One of the first practical steps that must be taken following the death of a family member or loved one is to locate the decedent’s Last Will and Testament. That Will (along with other estate planning documents) will determine how the decedent’s assets are to be distributed. If the terms of a Will are considerably different that what you expected, or something else about the Will makes you suspicious, you may consider challenging the Will. How do you know, however, that a Will contest is warranted? A Murfreesboro probate attorney at Bennett | Michael | Hornsby discusses some common reasons that may justify pursuing a Will contest.
What Does It Mean to Contest a Will?
A family member, close friend, or legal heir may be unhappy with the terms of a decedent’s Last Will and Testament,
prompting the desire to challenge (“contest” in legal terms) the Will. Contesting a Will, however, requires the contestant to allege legal grounds on which the Will could be declared invalid. Terms that are unfavorable to you in the Will does not give rise to a legitimate basis on which the Will could be declared invalid. To prevail in a Will contest in Tennessee you will need to prove that the Will is invalid because of at least one of the following allowable grounds:
- The Testator lacked the required testamentary capacity at the time the Will was executed
- Someone exerted “undue influence” over the Testator during the drafting and/or execution of the Will
- The Tennessee technical requirements for a Will to be valid are lacking.
What Should I Look for When Contemplating a Will Contest?
The court will begin with the rebuttable presumption that the Will submitted for probate is a valid Will; however. That presumption can be overcome by the person contesting the Will; however, if you decide to move forward with a Will contest the burden will be on you to prove that the Will is not valid. Knowing that, care should be taken when deciding to move forward with a Will contest. There are some common reasons why considering a Will contest is likely a good idea, such as:
- You know or suspect dementia. If you know, or suspect, that the decedent was suffering from Alzheimer’s or another form of dementia at the time a Will was executed, it could indicate that the Testator lacked the requisite capacity to execute the Will. does not, by itself, invalidate a Will. Even a clear Alzheimer’s diagnosis, however, does not always invalidate a Will because the decedent may have had moments of lucidity during the making and execution of the Will that make the Will valid
- Changes to the Will were made at the last minute. While it is not unusual for someone who does not have a Will to decide to execute one after learning they are close to death or facing a terminal illness, changes to an existing Will that occurred close to the Testator’s death can be suspect.

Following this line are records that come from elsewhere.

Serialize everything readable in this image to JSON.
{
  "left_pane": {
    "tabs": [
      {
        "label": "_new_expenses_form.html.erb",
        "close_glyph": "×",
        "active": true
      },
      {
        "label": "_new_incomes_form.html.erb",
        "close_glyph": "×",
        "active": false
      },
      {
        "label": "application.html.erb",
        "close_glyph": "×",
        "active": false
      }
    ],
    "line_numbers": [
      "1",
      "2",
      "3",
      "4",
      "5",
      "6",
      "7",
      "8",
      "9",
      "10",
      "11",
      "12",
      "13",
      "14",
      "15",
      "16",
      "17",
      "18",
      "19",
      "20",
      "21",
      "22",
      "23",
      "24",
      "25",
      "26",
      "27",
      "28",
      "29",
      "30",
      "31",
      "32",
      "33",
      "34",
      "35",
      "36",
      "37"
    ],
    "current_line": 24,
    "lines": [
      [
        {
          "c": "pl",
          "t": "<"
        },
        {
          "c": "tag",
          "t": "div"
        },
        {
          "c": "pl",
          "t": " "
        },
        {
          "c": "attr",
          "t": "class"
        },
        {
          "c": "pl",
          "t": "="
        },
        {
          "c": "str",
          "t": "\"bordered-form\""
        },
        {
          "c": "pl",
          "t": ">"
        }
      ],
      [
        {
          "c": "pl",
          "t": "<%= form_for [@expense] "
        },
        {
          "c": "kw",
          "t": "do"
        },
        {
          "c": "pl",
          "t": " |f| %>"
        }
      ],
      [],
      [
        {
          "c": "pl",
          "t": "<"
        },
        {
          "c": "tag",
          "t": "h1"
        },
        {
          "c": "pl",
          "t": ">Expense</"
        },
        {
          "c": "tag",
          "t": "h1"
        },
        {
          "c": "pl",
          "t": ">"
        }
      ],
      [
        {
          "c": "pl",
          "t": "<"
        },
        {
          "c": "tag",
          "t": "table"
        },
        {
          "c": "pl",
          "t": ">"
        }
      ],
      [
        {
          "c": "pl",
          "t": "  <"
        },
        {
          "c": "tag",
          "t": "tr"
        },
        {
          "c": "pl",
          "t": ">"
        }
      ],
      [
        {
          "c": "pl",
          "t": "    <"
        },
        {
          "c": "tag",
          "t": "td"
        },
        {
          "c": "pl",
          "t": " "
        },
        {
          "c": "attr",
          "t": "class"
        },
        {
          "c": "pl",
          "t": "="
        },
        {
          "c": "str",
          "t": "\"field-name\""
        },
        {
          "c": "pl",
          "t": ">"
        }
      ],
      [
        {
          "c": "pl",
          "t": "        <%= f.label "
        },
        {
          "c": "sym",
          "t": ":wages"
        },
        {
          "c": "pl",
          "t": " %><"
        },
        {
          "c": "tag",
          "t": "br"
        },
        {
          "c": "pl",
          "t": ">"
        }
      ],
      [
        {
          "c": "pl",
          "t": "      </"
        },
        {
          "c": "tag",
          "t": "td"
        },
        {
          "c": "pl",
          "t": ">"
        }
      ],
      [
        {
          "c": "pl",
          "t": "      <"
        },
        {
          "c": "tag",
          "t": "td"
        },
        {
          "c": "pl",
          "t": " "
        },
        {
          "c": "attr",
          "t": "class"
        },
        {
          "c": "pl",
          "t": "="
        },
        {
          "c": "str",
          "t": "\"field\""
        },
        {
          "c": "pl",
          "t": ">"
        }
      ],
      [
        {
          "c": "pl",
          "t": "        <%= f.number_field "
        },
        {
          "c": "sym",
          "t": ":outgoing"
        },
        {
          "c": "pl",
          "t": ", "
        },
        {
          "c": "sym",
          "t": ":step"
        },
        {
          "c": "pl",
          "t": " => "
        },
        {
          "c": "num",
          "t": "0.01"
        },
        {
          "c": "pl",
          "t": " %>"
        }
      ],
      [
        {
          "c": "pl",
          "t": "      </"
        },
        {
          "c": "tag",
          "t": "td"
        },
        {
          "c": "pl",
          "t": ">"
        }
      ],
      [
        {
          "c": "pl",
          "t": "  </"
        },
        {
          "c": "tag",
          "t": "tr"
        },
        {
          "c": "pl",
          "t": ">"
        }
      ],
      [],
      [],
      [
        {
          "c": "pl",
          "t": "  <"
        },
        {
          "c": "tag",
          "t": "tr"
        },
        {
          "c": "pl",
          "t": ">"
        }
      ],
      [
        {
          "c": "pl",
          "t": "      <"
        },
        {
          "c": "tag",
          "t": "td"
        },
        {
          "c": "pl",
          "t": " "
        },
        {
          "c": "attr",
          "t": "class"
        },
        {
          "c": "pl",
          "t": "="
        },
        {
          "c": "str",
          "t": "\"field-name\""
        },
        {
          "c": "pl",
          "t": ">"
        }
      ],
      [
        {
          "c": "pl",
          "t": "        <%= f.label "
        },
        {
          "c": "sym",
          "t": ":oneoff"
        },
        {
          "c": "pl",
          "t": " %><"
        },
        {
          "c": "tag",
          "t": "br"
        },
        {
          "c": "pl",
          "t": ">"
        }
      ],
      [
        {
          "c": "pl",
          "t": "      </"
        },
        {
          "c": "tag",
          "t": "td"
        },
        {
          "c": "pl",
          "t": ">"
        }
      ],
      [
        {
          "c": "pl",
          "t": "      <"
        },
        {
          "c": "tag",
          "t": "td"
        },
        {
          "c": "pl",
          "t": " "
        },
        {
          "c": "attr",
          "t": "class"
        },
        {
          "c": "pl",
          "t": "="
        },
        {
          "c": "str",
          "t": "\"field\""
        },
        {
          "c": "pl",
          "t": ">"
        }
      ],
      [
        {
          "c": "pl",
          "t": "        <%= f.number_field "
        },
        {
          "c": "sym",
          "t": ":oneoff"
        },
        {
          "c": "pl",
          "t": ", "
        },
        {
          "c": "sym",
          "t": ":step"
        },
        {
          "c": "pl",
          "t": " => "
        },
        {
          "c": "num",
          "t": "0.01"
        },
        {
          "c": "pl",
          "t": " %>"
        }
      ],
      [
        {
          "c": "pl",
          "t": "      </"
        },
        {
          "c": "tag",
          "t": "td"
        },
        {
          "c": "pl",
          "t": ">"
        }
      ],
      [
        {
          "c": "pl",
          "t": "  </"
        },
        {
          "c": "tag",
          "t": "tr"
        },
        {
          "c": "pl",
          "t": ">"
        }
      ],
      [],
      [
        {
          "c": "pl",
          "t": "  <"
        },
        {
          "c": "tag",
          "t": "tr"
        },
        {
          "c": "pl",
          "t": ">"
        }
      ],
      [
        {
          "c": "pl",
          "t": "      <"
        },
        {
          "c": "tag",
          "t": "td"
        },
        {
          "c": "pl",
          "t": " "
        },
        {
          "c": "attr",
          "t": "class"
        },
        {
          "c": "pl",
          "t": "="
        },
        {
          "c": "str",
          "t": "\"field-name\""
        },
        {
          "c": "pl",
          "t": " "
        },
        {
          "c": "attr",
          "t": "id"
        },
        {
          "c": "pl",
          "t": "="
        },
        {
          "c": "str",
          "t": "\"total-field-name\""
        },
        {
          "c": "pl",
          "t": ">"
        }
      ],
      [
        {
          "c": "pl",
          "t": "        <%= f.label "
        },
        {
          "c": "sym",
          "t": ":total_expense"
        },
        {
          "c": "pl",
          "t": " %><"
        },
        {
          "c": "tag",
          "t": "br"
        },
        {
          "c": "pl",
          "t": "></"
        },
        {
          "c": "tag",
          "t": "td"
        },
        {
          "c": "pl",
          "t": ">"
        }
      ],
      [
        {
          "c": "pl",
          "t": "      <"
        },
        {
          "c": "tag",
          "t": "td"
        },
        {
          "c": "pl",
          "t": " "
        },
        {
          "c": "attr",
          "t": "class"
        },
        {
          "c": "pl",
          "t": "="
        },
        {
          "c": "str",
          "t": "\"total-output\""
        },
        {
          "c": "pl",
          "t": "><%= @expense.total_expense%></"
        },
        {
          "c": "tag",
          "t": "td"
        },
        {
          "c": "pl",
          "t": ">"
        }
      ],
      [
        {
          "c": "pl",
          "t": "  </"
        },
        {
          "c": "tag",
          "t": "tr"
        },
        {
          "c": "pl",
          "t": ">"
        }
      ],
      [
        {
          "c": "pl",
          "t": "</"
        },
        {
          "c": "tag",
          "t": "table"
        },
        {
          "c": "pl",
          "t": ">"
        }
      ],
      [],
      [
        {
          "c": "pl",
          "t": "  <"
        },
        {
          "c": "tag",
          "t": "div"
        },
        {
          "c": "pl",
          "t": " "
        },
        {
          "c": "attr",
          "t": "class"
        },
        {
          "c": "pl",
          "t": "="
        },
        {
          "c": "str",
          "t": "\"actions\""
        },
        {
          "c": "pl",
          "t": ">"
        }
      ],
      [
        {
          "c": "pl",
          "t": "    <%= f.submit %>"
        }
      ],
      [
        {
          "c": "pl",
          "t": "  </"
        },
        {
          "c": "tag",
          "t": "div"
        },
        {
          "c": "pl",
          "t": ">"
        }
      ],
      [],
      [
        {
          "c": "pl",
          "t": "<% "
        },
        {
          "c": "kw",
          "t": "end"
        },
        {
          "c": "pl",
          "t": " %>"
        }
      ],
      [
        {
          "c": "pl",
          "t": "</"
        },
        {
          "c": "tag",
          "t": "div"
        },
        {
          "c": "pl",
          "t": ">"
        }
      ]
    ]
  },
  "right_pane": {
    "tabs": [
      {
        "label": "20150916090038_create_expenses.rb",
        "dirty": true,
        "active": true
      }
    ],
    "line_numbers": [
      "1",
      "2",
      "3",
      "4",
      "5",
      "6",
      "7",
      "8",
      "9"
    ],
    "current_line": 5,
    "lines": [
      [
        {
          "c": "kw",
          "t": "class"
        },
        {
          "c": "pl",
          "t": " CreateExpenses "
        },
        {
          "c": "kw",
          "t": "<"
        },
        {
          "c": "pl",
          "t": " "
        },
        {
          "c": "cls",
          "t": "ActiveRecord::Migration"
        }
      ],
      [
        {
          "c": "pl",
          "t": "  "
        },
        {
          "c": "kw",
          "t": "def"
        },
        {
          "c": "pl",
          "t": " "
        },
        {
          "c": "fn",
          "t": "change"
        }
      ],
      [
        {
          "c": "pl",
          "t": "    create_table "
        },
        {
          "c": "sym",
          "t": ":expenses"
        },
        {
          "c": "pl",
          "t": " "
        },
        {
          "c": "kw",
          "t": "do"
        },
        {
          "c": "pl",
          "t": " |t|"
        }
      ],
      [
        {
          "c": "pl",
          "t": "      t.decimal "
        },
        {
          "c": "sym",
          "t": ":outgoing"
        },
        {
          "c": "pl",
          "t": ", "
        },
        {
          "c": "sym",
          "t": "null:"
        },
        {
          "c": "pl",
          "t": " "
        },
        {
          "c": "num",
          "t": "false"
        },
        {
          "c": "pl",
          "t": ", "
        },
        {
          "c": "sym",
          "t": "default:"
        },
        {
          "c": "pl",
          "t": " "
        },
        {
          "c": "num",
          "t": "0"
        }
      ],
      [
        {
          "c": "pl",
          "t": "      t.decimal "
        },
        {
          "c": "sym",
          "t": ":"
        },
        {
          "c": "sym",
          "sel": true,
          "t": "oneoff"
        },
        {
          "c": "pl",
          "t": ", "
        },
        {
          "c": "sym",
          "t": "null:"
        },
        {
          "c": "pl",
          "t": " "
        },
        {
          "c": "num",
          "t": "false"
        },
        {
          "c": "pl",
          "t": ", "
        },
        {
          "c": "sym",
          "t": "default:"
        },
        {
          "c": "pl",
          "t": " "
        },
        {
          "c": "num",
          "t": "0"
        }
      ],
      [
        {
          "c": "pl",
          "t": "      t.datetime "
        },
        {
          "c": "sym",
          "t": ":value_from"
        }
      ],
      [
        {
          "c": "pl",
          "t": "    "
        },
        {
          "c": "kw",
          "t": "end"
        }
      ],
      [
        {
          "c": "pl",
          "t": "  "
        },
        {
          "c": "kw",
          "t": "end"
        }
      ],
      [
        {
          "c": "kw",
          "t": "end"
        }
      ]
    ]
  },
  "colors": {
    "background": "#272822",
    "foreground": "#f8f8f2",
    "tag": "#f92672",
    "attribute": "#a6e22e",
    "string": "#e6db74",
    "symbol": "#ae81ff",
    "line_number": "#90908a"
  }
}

They bring into question the Testator’s mental state as well as the possibility of undue influence when the Testator was particularly vulnerable.
- Leaving out a spouse or child without explanation. A Testator has the legal right to disinherit or leave out anyone, including a spouse or child, when creating a Will. Doing so, however, without addressing the missing heir and/or providing an explanation can be suspicious and may indicate lack of mental capacity or undue influence.
- Knowing that someone else had control over the decedent’s finances and/or decisions. If the Testator was under a legal guardianship, or you have reason to believe that someone was unofficially controlling the Testator’s finances and/or making decisions for him/her, it could provide the basis for a claim of undue influence.
- A beneficiary and/or creator of the Will stands to gain from the estate. If the terms of the Will leave significant assets, or a substantial portion of the estate, to the attorney who drafted the Will or to anyone else who was directly involved in the creation of the Will, consider that a red flag. It may indicate undue influence on the Testator at the time the Will was executed.
- Technical issues. Like all states, there are certain statutory or technical requirements for a valid Will. For example, the Will must be signed by the Testator and witnessed by two witnesses. If the Will does not appear to meet the basic requirements for a valid Will, you may be able to successfully challenge the validity of the Will.
Contact a Murfreesboro Probate Attorney
If you have additional questions or concerns about whether to pursue a Will contest with an experienced Murfreesboro probate attorney at Bennett | Michael | Hornsby as soon as possible. Contact the team today by calling 615-898-1560 to schedule your free appointment.